Ghosts of the French Quarter

A glimpse into a literary past

A still from the 1956 Warner Bros. film <em>The Bad Seed</em>
A still from the 1956 Warner Bros. film The Bad Seed


I occasionally lead architectural walking tours of the French Quarter as a volunteer for a local nonprofit. To get my guide license, I was fingerprinted by Homeland Security, I peed in a cup, I took a history test. New Orleans is very serious about ensuring its guides are not infiltrated by cracked-head terrorists who traffic in shoddy information about beignets.

During my tours, I almost always stop in front of an unassuming Creole cottage at 613-15 Dumaine St. The graceful, simple, four-door façade has remained virtually unchanged since it was built in the 1820s, which itself is pretty cool. But that’s not why I stop. I stop because here I like to ask the group, “Has anyone read the book or seen the movie The Bad Seed?

The answer is invariably “no.” In fact, I can remember each and every time someone said “Yes!” because those who knew of it always appended a verbal exclamation point.

It was the last book written by William March, the pen name of William Edward Campbell. It was published in 1954; March lived at this house on Dumaine when he wrote it. The book became a hit, was made into a play and, in 1956, a popular movie directed by Mervyn LeRoy.

If you aren’t familiar with it, The Bad Seed is about an eight-year-old girl named Rhoda Penmark, who is outwardly all pigtails and bubbly cheer. It turns out, she’s a sociopath who remorselessly and secretly murders a classmate who bested her in a penmanship competition. She has also likely killed two adults.

The book offers a fairly simplistic view of inherited traits (Rhoda’s birth mother, it turns out, was also a murderer). But it’s been hailed as a dark, modern take on youth—a rejection of the Victorian ideal of childhood as an age of innocence. (It follows on Agatha Christie’s 1949 Crooked House, which also featured a child killer, and was published the same year as Lord of the Flies.)

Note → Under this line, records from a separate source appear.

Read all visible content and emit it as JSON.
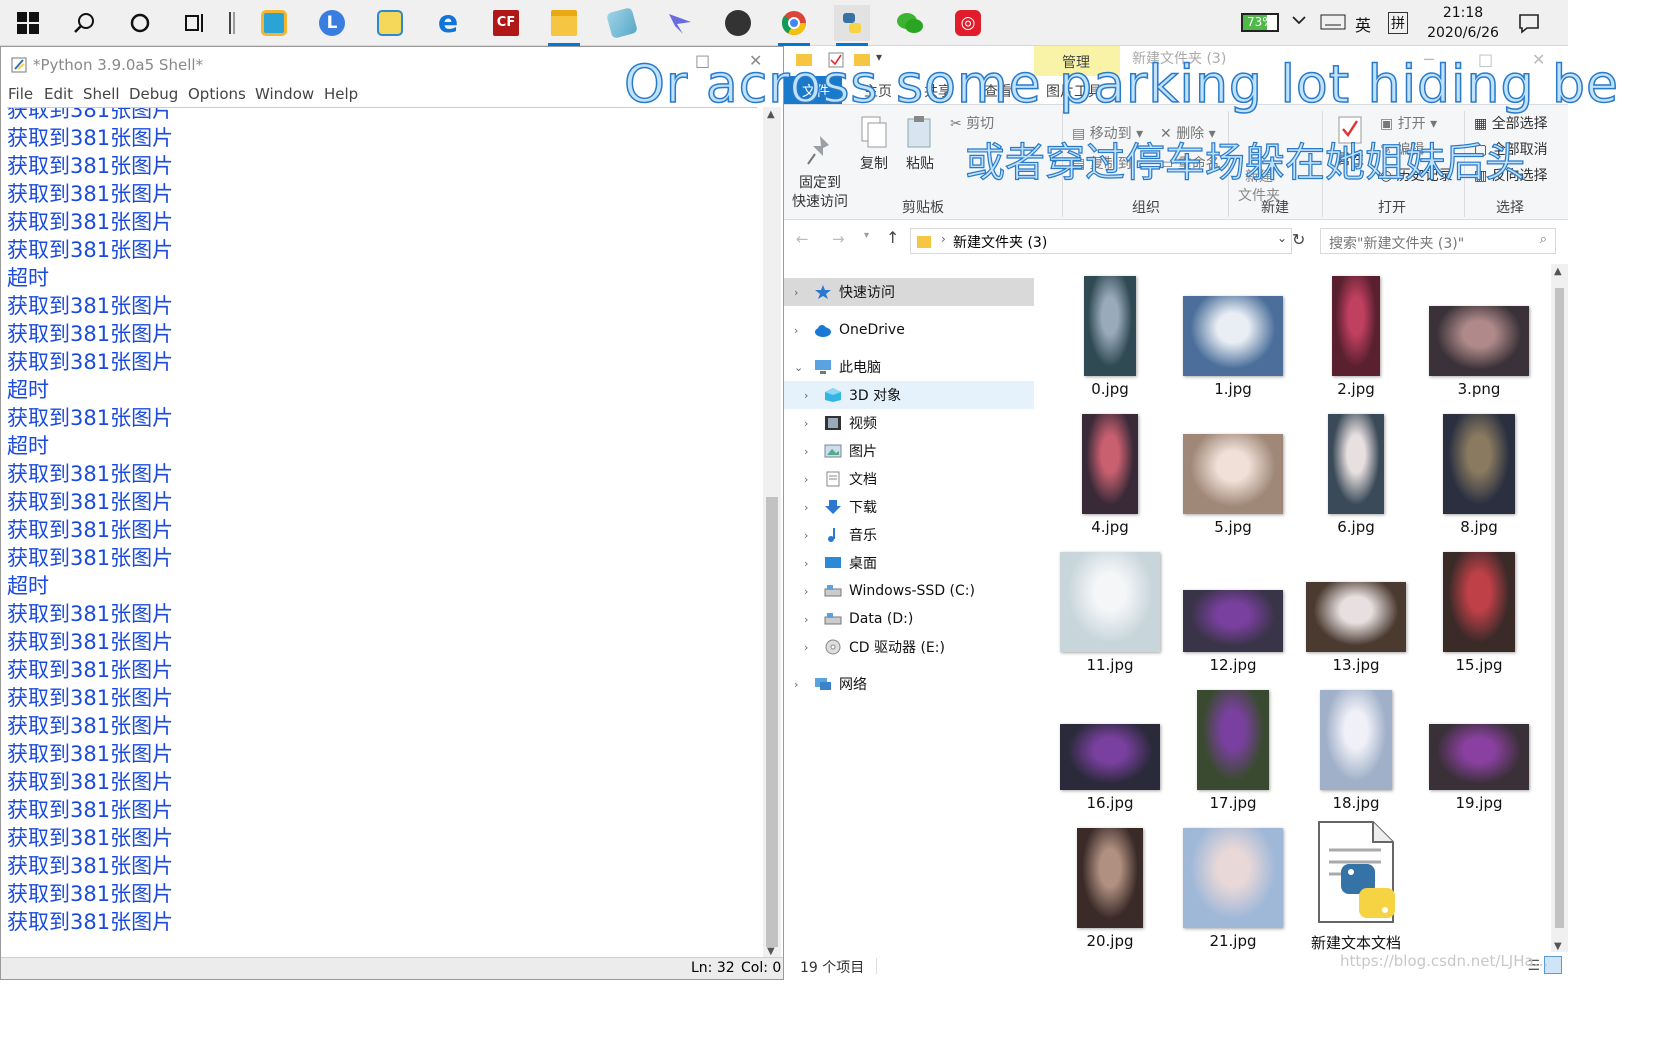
{
  "taskbar": {
    "battery": "73%",
    "ime_lang": "英",
    "ime_mode": "拼",
    "time": "21:18",
    "date": "2020/6/26",
    "apps": [
      "start-icon",
      "search-icon",
      "cortana-icon",
      "task-view-icon",
      "app-icon-1",
      "app-icon-l",
      "screenshot-icon",
      "edge-icon",
      "cf-icon",
      "file-explorer-icon",
      "notes-icon",
      "bird-icon",
      "mountain-icon",
      "chrome-icon",
      "python-icon",
      "wechat-icon",
      "netease-music-icon"
    ]
  },
  "python_shell": {
    "title": "*Python 3.9.0a5 Shell*",
    "menu": [
      "File",
      "Edit",
      "Shell",
      "Debug",
      "Options",
      "Window",
      "Help"
    ],
    "output": [
      "获取到381张图片",
      "获取到381张图片",
      "获取到381张图片",
      "获取到381张图片",
      "获取到381张图片",
      "获取到381张图片",
      "超时",
      "获取到381张图片",
      "获取到381张图片",
      "获取到381张图片",
      "超时",
      "获取到381张图片",
      "超时",
      "获取到381张图片",
      "获取到381张图片",
      "获取到381张图片",
      "获取到381张图片",
      "超时",
      "获取到381张图片",
      "获取到381张图片",
      "获取到381张图片",
      "获取到381张图片",
      "获取到381张图片",
      "获取到381张图片",
      "获取到381张图片",
      "获取到381张图片",
      "获取到381张图片",
      "获取到381张图片",
      "获取到381张图片",
      "获取到381张图片"
    ],
    "status_ln": "Ln: 32",
    "status_col": "Col: 0"
  },
  "explorer": {
    "manage_tab": "管理",
    "title": "新建文件夹 (3)",
    "tabs": [
      "文件",
      "主页",
      "共享",
      "查看",
      "图片工具"
    ],
    "ribbon": {
      "pin": "固定到\n快速访问",
      "copy": "复制",
      "paste": "粘贴",
      "cut": "剪切",
      "move_to": "移动到",
      "delete": "删除",
      "rename": "重命名",
      "copy_to": "复制到",
      "new_folder": "新建\n文件夹",
      "properties": "属性",
      "open": "打开",
      "edit": "编辑",
      "history": "历史记录",
      "select_all": "全部选择",
      "select_none": "全部取消",
      "invert": "反向选择",
      "groups": [
        "剪贴板",
        "组织",
        "新建",
        "打开",
        "选择"
      ]
    },
    "address": "新建文件夹 (3)",
    "search_placeholder": "搜索\"新建文件夹 (3)\"",
    "nav": [
      "快速访问",
      "OneDrive",
      "此电脑",
      "3D 对象",
      "视频",
      "图片",
      "文档",
      "下载",
      "音乐",
      "桌面",
      "Windows-SSD (C:)",
      "Data (D:)",
      "CD 驱动器 (E:)",
      "网络"
    ],
    "files": [
      "0.jpg",
      "1.jpg",
      "2.jpg",
      "3.png",
      "4.jpg",
      "5.jpg",
      "6.jpg",
      "8.jpg",
      "11.jpg",
      "12.jpg",
      "13.jpg",
      "15.jpg",
      "16.jpg",
      "17.jpg",
      "18.jpg",
      "19.jpg",
      "20.jpg",
      "21.jpg",
      "新建文本文档"
    ],
    "status": "19 个项目"
  },
  "overlay": {
    "subtitle_en": "Or across some parking lot hiding be",
    "subtitle_zh": "或者穿过停车场躲在她姐妹后头",
    "watermark": "https://blog.csdn.net/LJHa..."
  }
}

March was a son of the South—he was born in Alabama in 1893, and shipped out and served on the front lines in France during World War I. Wounded in combat, he was recognized for his valor and after the war became an executive at a steamship line. In 1933 he published Company K, an extraordinary and inventive novel about the war that in many ways was just as dark as The Bad Seed. (An editor-curated collection by The American Scholar published earlier this year included Company K in its list of “Ten Neglected Classics.”) Each short chapter of Company K is told by one of 113 Marines. Some are heroes, some cowards, some delusional, some gimlet-eyed. Some kill Germans who are on their knees with hands raised; others are killed by Germans. They’re victims of mustard gas and mortars, of their own fears and yearnings. It’s war reduced to pixels. The critic Christopher Morley wrote that “it’s a book of extra-ordinary courage—not the courage of hope but the quiet courage of despair.”

My tour stop in front of March’s house involves a poignancy that quickly dashes exclamation points, since I report that March moved here after what was then called a “nervous breakdown.” And he died of a heart attack in this house in 1954 at age 60, just a month after The Bad Seed was published.

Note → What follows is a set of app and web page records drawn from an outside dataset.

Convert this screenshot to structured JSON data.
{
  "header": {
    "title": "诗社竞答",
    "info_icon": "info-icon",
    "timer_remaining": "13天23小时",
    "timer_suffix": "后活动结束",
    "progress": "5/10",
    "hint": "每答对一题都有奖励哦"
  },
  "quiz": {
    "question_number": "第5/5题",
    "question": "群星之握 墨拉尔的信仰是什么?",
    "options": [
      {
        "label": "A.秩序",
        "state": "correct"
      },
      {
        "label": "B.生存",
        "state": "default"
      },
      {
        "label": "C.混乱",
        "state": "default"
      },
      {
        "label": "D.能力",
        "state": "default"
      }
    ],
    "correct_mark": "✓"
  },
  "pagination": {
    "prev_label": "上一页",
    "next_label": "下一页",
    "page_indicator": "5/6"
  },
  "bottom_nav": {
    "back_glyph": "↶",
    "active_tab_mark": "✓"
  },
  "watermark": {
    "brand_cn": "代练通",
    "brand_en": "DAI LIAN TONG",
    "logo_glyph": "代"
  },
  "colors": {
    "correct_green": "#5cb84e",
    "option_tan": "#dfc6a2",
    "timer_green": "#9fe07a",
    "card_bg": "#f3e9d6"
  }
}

It was his only commercially successful novel. March’s house was auctioned off a year after he died, and the newspaper ads touted it as the “former residence of William March, famous author and art collector.” The ad failed to note that he was mostly famous in death.

I stop here on the tour here because anybody who’s read The Bad Seed will want to see where it was written. If the group looks at me blankly when I bring it up, I swiftly move on. It’s probably better to send visitors to the National WWII Museum to learn about war (it’s also a great repository of pixilated stories, not just armaments). And at some point I’ll mention another local author who was famous for dying before fame—John Kennedy Toole, whose novel The Confederacy of Dunces (1980) was published 11 years after he took his own life.

What’s more, I probably don’t need to bring up the subject of juvenile murderers, of which New Orleans has no dearth, sadly. Those visiting the city and curious about architecture and the stories behind it don’t want to hear much about that.

So I lead the group up the block to a handsome early home called Madam John’s Legacy, which was named after a short story set here by George Washington Cable. He’s another ghost of the French Quarter, a popular local author who was famous at the turn of the last century before lapsing into obscurity. Few today have ever heard of him.

Permission required for reprinting, reproducing, or other uses.

Wayne Curtis is the author of And a Bottle of Rum: A History of the New World in Ten Cocktails and The Last Great Walk: The True Story of a 1909 Walk from New York to San Francisco and Why It Matters Today. He has written for The New York Times, The Atlantic, Imbibe, The Daily Beast, and Garden & Gun, among other publications.


Please enter a valid email address
That address is already in use
The security code entered was incorrect
Thanks for signing up